EXERCISE PROMPT =
Scan the records and identify every line in which the string "WHERE" occurs, then return those lines.

MATERIAL SHOWN =
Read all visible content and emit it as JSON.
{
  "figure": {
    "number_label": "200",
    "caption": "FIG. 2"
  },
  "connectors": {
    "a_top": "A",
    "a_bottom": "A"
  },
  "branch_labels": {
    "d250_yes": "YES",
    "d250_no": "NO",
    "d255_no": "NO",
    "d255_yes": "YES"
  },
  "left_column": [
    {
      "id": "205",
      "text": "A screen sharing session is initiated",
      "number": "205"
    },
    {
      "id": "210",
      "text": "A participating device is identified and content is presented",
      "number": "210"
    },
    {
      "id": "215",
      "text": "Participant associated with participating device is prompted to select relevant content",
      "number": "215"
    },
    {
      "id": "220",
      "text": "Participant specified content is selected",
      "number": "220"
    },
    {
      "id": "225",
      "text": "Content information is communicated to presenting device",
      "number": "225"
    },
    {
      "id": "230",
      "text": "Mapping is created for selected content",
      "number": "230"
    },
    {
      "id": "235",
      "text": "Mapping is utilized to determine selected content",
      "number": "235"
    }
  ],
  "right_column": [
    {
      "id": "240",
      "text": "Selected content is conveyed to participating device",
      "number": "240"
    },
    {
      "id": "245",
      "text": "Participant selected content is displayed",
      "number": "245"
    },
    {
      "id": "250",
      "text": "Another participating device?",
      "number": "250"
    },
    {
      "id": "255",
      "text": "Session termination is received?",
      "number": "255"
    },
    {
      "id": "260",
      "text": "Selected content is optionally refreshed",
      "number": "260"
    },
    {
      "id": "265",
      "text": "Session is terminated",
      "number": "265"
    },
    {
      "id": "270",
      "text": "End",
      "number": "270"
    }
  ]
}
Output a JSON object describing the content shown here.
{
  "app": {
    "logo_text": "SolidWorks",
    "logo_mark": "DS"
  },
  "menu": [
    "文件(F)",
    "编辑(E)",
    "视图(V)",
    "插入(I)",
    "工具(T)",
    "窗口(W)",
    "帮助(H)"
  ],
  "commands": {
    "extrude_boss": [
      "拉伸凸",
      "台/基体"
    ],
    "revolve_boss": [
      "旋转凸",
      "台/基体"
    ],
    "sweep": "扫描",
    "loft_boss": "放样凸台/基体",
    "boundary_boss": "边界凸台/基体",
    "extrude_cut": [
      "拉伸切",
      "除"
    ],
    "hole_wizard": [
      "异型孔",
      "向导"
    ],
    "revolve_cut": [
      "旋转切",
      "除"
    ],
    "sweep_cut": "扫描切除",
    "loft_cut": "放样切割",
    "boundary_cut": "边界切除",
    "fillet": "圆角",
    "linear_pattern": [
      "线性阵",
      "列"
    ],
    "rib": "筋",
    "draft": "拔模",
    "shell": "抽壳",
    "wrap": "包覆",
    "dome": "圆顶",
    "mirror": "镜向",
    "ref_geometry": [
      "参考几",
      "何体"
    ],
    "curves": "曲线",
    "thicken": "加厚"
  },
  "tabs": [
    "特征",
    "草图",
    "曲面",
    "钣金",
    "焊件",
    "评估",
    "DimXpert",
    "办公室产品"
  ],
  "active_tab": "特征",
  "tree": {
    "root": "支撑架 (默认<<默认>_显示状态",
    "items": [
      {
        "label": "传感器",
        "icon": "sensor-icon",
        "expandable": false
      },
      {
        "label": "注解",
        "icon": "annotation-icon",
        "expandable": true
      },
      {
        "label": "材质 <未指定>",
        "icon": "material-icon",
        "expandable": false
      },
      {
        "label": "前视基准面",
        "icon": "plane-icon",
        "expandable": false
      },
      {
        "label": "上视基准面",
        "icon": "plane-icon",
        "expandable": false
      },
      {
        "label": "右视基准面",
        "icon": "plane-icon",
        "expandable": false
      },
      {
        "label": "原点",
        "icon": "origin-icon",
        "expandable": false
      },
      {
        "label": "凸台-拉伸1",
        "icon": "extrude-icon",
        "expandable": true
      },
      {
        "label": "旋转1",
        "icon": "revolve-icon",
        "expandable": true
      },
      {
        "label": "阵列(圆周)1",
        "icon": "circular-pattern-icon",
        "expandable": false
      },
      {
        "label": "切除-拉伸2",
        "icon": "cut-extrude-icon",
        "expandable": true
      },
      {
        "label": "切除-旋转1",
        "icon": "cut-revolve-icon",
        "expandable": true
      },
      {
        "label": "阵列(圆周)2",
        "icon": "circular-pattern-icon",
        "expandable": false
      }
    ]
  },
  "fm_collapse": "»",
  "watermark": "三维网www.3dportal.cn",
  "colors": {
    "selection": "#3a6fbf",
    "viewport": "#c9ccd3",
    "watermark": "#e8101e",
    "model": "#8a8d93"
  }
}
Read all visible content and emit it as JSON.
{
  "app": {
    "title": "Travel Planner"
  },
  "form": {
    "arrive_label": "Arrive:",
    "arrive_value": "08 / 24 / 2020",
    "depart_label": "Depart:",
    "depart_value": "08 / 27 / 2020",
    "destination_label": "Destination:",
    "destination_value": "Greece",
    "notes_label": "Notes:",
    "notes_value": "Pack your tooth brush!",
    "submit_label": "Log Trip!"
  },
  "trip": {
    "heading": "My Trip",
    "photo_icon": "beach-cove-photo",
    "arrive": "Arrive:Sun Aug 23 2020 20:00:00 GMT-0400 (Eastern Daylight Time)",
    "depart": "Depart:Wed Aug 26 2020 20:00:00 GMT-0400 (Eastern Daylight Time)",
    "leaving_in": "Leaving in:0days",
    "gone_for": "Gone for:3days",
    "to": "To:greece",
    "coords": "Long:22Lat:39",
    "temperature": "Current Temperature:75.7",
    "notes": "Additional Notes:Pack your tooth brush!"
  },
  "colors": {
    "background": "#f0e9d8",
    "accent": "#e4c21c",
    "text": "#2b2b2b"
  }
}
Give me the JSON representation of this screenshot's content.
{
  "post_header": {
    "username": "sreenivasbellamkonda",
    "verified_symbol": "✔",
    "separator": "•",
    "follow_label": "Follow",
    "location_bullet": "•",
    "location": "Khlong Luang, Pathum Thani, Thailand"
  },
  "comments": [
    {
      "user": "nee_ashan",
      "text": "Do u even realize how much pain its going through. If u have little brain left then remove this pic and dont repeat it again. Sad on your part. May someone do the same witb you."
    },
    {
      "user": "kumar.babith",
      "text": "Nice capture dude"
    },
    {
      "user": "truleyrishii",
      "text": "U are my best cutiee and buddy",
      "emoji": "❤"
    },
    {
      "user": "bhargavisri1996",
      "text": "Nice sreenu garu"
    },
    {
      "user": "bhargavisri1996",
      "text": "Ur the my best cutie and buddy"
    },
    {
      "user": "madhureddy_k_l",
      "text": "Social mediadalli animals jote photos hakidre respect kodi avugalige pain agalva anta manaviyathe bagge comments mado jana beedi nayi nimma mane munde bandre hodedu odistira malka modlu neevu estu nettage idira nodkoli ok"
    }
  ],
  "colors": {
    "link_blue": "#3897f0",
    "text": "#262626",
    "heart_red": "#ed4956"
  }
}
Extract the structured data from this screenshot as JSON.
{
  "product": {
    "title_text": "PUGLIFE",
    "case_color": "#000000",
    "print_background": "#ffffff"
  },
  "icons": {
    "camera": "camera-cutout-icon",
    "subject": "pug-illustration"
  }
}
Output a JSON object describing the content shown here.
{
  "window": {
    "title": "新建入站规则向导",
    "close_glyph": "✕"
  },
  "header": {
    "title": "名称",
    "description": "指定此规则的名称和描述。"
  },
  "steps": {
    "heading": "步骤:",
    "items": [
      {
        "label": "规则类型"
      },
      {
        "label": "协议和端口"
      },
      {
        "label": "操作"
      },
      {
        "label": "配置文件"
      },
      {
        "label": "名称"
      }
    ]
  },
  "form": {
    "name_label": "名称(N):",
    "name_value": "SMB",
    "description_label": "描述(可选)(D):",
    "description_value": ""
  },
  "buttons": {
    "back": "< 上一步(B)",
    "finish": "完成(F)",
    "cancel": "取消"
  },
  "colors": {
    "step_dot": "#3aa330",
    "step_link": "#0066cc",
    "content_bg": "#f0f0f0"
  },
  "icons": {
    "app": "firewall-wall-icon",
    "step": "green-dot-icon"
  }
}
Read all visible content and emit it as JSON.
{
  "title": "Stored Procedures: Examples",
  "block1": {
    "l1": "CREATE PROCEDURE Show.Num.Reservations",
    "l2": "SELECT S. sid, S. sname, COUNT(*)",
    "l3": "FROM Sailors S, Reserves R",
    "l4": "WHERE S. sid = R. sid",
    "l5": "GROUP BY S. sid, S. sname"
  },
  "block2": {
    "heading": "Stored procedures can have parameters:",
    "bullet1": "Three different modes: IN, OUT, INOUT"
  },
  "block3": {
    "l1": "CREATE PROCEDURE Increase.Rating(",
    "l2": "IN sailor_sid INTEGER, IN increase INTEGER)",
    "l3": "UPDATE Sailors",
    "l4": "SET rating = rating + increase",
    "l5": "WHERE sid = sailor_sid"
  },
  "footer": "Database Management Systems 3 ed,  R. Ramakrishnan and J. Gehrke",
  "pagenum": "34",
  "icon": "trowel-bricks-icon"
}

RESULT =
    "l4": "WHERE S. sid = R. sid",
    "l5": "WHERE sid = sailor_sid"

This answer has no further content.